When you learn something new repetition is essential. Through repetition you become more efficient and more effective at any challenge, which you pose yourself. The progress you make during the learning and repetition phases can be represented graphically like in the plot below. Scientific studies on memory and acquisition of motor skills have shown that the learning curve looks as follows: in the beginning, when what you have to learn is very new, the progress you make is very slow. However, if you keep training and repeating something interesting happens. Your brain starts adjusting to the challenge and suddenly the progress becomes much more accelerated. This is the phase, where you make the most progress. Once you reach a certain level of skill and knowledge you enter the phase of diminishing returns. The better you become at the task the less you still can make progress in the learning curve. You start mastering the new knowledge or skill and your brain has adapted and adjusted to the challenge – you hit the bounds of the skill or you know all there is to know in that field – you have reached a plateau. The plateau is generally not flat, it is just much, much harder to make significant progress. Most people then are satisfied with the results and say that they have learned the new knowledge or skill as well as it can be learned. You could call it the individual maximum competence for a given skill.
typical learning curve while learning new information

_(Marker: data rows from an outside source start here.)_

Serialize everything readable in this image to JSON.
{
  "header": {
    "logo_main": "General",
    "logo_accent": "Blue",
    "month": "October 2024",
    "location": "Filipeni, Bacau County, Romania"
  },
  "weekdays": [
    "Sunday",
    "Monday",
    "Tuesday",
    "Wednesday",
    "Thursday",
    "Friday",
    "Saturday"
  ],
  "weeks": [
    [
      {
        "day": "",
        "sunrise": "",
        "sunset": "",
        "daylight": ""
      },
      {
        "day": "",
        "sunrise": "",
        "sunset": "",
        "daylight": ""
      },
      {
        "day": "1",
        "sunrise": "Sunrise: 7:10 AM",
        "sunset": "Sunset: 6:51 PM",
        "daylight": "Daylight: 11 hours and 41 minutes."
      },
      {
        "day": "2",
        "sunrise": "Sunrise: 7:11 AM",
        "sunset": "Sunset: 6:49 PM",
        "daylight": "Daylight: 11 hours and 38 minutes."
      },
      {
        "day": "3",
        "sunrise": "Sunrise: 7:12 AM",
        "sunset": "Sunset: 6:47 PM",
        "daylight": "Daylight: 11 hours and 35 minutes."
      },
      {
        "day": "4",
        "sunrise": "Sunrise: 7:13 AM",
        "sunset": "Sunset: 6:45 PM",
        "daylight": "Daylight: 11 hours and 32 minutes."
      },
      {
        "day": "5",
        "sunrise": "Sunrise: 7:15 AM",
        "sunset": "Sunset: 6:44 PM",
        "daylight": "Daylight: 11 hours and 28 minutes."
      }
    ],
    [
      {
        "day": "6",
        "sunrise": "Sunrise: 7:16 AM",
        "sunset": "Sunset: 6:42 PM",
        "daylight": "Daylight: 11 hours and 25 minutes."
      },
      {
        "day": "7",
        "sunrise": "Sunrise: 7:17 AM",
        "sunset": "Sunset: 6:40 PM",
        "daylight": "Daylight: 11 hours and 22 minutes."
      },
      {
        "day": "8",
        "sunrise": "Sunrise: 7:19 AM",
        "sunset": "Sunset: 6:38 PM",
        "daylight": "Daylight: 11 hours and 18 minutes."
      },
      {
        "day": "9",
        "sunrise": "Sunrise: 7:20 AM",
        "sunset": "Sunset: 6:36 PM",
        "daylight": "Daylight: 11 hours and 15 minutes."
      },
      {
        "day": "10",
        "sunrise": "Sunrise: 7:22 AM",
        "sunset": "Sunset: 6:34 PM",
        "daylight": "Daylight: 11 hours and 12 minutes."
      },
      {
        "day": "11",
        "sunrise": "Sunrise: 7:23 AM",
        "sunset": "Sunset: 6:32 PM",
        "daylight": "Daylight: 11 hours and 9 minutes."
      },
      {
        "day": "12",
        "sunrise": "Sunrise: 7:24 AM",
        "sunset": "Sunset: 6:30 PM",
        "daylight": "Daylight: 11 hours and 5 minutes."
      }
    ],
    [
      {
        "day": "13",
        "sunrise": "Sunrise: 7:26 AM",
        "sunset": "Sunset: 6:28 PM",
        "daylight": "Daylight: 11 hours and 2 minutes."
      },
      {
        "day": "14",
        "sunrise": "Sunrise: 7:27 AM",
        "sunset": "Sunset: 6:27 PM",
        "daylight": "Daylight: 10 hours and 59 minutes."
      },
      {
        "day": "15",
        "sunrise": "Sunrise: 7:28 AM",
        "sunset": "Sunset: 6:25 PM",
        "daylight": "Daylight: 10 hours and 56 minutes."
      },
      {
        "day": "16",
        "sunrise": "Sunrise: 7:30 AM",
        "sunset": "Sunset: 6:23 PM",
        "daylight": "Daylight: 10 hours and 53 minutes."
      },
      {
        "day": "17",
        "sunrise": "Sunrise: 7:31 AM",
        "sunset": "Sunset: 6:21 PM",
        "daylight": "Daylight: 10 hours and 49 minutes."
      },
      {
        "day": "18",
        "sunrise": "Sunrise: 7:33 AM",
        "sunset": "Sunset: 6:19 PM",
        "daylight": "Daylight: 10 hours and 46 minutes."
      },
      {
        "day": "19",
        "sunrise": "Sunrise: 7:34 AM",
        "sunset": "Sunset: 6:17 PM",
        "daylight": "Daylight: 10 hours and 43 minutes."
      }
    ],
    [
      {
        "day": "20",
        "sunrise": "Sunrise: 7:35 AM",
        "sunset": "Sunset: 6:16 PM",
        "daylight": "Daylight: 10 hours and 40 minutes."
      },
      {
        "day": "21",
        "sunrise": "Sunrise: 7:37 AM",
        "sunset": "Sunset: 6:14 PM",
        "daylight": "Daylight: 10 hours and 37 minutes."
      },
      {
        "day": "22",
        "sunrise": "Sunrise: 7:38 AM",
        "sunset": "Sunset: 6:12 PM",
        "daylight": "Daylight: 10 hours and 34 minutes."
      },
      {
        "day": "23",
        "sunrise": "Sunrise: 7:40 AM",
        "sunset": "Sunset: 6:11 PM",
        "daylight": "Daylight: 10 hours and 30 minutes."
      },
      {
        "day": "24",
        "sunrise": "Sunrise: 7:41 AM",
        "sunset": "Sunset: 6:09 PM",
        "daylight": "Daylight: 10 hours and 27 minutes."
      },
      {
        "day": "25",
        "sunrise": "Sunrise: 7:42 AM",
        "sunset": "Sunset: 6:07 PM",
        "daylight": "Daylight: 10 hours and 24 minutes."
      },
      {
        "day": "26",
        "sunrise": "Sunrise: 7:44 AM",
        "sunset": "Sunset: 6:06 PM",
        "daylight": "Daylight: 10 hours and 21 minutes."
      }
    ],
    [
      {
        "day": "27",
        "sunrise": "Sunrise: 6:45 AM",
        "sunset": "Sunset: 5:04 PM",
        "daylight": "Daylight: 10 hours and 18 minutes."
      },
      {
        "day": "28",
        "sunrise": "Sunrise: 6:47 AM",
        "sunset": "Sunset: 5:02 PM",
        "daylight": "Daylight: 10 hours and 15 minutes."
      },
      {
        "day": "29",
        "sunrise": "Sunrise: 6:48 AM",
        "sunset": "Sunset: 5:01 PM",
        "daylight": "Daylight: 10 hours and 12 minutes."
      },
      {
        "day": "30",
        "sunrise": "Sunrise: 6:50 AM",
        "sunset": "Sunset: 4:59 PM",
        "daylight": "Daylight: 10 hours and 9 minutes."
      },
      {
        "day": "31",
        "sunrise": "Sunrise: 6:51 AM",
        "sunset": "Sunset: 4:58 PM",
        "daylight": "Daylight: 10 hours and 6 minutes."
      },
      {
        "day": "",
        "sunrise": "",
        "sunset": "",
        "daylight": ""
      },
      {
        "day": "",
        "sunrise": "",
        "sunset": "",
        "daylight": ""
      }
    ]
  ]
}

Most likely you have experienced the learning curve first hand. Whenever you delve into a new and very complex field your progress at the beginning of the learning curve is very slow. This is mostly due to the fact that you first have to familiarize yourself with the topic, get an overview what’s going on, understand the basic definitions and terminology etc.
Once you are over this initial phase, whatever you learn starts slowly making sense. In fact, once you learned the basic vocabulary, your understanding improves significantly and you make a lot of progress learning what really matters in that field. This is when all the scattered facts begin to interconnect and you start “putting it all together”. You continue making fast progress until you reached the end of what there is to learn in the given field and when all is left are the boring details, which do not change the big picture any more. Then your progress in the learning curve slows down until you reach your individual plateau.
The first scientific study of the learning curve was performed by Hermann Ebbinghaus. Ebbinghaus learned nonsensical three letter words such as “WID” “KOR” “ZIF” etc. and recorded his progress. He found that when learning lists of such nonsensical words the time spent learning a given number of words increases drastically with the number of words.
While the learning curve originally used in psychology and memory research has a clearly defined meaning, it has become increasingly popular in other fields as well. Therefore different terminologies have been coined such as “experience curve”, “progress function”, “progress curve”, “improvement curve”, “cost improvement curve”, “start-up curve”, and “efficiency curve”. These different names however denote essentially the same behavior. An slow beginning followed by an accelerated rate of increase and a subsequent reaching of a plateau. All these processes are described by a so called S-curve.
The steep learning curve
A colloquial term that is frequently used is “this product has a steep learning curve”. Interestingly this is exactly the opposite of the original definition. When you say e.g. “quantum thermodynamics has a steep learning curve” you intend to say that it is rather difficult to understand and master it. A steep learning curve however, as defined in learning psychology, means that you make rapid progress. This is the part in the middle of above plot where things are starting to make sense and you move ahead quickly – this is where learning is easiest!
Probably the term came to be because you can consider its figural meaning: if you hike on a learning curve, steep is probably associated with frustration and strenuous climbing. Not so!
Next time you hear somebody talk about a steep learning curve – just smile.